Creating Safer, More Eco-Friendly Petrochemical Plants
Researchers at Texas A&M University have recently developed a more comprehensive mathematical framework that can help engineers at petrochemical plants to not only reduce production costs and increase economic gain, but also make these factories safer and more environmentally friendly.
The researchers said their new algorithm is a one-stop solution that can assist engineers in selecting the most optimal design for chemical processing units within their operating plants.
“The novelty of our algorithm is that it provides a sophisticated decision-making tool that can be used by project engineers to decide between competing designs for their chemical processing units,” said Prerna Jain, who worked in the Mary Kay O’Connor Process Safety Center as a graduate student at Texas A&M and is currently an engineer at an oil and gas company. “Our tool integrates data from potential equipment hazards, economic data, and more importantly, complex, man-machine interactions to generate a single numerical output. This number then points to a design that maximizes profit while still lowering environmental and hazardous impacts.”
An article on the research team’s findings was published in October in ACS Sustainable Chemistry and Engineering.
Before petroleum-based products are used for everyday purposes, like heating homes or powering-up vehicles, crude oil passes through a series of processing steps for refinement and packaging. However, each processing phase can be designed in a variety of ways using different technologies and a variable amount of manpower. And so, each design may differ vastly in terms of cost, safety, environmental impact and maintenance.
To select one design among many possible options, engineers often resort to a numerical value called the return on investment. This metric, in its simplest version, indicates the financial benefit or profit resulting from a certain initial monetary investment on a given design. However, engineers often use more extensive algorithms that include factors such as environmental impact and worker safety to compute return on investment values.
But Jain noted that even these more complex algorithms have largely overlooked social factors, such as how often operating procedure manuals at a chemical plant are updated or how frequently equipment maintenance is performed. This human element is important to include while computing the return on investment, she said, because faulty man-equipment interactions often underlie chemical plant disasters, like fires and explosions.
Professor Mahmoud El-Halwagi, the Bryan Research and Engineering Chair in the Artie McFerrin Department of Chemical Engineering, pointed out that social and safety factors are typically considered after major design decisions regarding the chemical plant have been made.
“At this stage, key design components are already finalized, and it becomes rather difficult to make substantial design modifications,” he said.
To address these deficits, Jain and her team developed an even more elaborate mathematical framework that could be implemented when designing chemical processing units. Furthermore, their algorithm now included man-machine interactions.
In the new algorithm, they plugged in a quantity called resilience, or the ability of a chemical plant to recover from a stressed state.

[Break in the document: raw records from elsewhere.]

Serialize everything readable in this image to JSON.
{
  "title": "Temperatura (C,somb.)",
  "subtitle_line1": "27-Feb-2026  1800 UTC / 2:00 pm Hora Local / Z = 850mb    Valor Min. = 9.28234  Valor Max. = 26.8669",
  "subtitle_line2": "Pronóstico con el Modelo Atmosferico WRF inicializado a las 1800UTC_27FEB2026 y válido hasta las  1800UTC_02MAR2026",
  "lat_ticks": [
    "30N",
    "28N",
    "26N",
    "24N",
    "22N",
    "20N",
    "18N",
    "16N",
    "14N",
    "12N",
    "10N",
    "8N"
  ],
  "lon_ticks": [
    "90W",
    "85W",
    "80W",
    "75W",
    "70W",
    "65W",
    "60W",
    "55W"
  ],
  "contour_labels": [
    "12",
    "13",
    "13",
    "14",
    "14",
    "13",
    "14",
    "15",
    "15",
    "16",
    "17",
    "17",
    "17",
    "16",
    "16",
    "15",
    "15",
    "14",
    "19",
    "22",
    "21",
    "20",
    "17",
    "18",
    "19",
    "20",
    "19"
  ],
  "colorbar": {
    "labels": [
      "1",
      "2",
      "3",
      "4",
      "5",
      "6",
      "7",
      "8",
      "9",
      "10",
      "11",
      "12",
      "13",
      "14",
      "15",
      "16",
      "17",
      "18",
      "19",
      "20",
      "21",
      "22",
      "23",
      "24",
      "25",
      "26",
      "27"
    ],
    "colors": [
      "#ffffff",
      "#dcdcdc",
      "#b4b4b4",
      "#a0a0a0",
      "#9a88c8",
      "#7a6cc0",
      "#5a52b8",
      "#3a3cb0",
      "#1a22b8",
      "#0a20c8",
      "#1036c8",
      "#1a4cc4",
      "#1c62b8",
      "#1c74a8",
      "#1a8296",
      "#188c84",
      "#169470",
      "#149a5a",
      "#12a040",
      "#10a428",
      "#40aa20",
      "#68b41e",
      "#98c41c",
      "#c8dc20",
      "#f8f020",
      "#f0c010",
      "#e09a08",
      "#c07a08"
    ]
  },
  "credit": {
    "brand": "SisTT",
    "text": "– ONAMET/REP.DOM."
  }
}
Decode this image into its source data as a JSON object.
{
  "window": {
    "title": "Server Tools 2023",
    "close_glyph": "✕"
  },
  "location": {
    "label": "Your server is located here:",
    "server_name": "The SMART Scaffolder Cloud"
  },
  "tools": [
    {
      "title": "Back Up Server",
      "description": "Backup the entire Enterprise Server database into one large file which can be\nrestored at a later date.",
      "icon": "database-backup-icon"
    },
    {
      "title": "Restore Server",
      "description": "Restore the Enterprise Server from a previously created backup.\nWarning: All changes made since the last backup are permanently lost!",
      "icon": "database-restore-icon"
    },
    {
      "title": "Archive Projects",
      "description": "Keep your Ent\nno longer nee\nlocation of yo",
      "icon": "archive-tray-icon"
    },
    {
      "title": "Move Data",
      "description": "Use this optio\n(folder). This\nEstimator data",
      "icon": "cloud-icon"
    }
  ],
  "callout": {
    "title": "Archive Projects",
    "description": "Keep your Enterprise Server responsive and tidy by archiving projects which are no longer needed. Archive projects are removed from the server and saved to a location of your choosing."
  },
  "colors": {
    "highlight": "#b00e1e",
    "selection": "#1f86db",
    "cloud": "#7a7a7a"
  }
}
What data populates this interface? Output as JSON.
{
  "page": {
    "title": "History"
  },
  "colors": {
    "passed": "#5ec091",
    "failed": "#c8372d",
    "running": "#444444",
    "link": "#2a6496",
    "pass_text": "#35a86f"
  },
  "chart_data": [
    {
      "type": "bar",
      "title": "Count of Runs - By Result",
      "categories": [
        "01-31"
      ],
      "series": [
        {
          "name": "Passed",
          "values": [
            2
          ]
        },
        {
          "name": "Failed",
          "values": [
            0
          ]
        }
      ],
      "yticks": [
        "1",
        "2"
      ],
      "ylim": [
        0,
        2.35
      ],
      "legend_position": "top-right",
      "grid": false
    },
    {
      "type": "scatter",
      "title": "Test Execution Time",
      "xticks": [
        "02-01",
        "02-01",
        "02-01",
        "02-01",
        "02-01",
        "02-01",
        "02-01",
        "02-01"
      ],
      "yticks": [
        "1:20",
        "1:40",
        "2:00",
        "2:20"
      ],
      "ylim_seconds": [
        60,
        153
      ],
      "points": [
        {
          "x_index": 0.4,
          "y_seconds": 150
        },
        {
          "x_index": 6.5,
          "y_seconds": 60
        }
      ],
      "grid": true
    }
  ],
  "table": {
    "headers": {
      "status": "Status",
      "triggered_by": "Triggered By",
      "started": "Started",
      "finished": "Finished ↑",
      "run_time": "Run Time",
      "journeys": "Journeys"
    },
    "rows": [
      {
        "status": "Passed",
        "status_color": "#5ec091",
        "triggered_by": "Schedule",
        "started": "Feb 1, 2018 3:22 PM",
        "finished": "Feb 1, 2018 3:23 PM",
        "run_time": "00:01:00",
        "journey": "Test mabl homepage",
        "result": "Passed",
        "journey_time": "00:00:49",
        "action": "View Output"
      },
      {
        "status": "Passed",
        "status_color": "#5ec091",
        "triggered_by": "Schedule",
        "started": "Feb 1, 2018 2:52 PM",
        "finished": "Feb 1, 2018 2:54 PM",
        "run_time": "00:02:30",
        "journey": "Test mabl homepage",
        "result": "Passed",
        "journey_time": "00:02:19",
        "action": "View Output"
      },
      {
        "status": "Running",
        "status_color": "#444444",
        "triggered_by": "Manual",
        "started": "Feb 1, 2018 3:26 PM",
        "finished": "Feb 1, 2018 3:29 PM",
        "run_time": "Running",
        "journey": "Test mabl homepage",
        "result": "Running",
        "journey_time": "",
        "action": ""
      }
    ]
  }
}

“Just as a rubber band can only be stretched to its elastic limit before it breaks, chemical plants, if used to their maximum capacity and without safety measures in place, can degrade, leading to catastrophes,” Jain said. “By incorporating resilience into our algorithm, we wanted to include the complex interactions between man and technology that can affect resilience and, by extension, the estimation of the return of investment.”
Once the algorithm was fully developed, the researchers used it to compare different designs of gas compressor systems frequently used in chemical plants. In particular, they contrasted the value of the return on investment for a compression system existing in a chemical plant with five other hypothetical designs.
Jain and her colleagues found that after taking social factors into account, the most promising compressor system design was not the one that was already in the existing plant, but the one that the researchers had created.
Jain noted that their observations indicate the feasibility of using their algorithm to evaluate new process design ideas that exist in theory but haven’t been put to the test in an existing plant.
“There is often a hesitation in the energy industry to invest in a new process design if it hasn’t been evaluated yet,” Jain said. “With our algorithm, we now have the ability to brainstorm ideas for new process designs and test them virtually, without really needing them to be physically set up and running. Moreover, we can feed the algorithm with numbers corresponding to different social factors pertaining to chemical plants. In the process, we might stumble upon a new, better design that is safer for workers and kinder to the environment.”
Other contributors to the research included Kariana Mareno-Sader Tenorio from the Department of Chemical Engineering, University of Cartagena, Colombia; Luis Carlos Ballestas from Ecopetrol SA, Columbia; and M. Sam Mannan from the chemical engineering department and executive director of the Mary Kay O’Connor Process Safety Center at Texas A&M.
This work was supported by funds from the Mary Kay O’Connor Process Safety Center.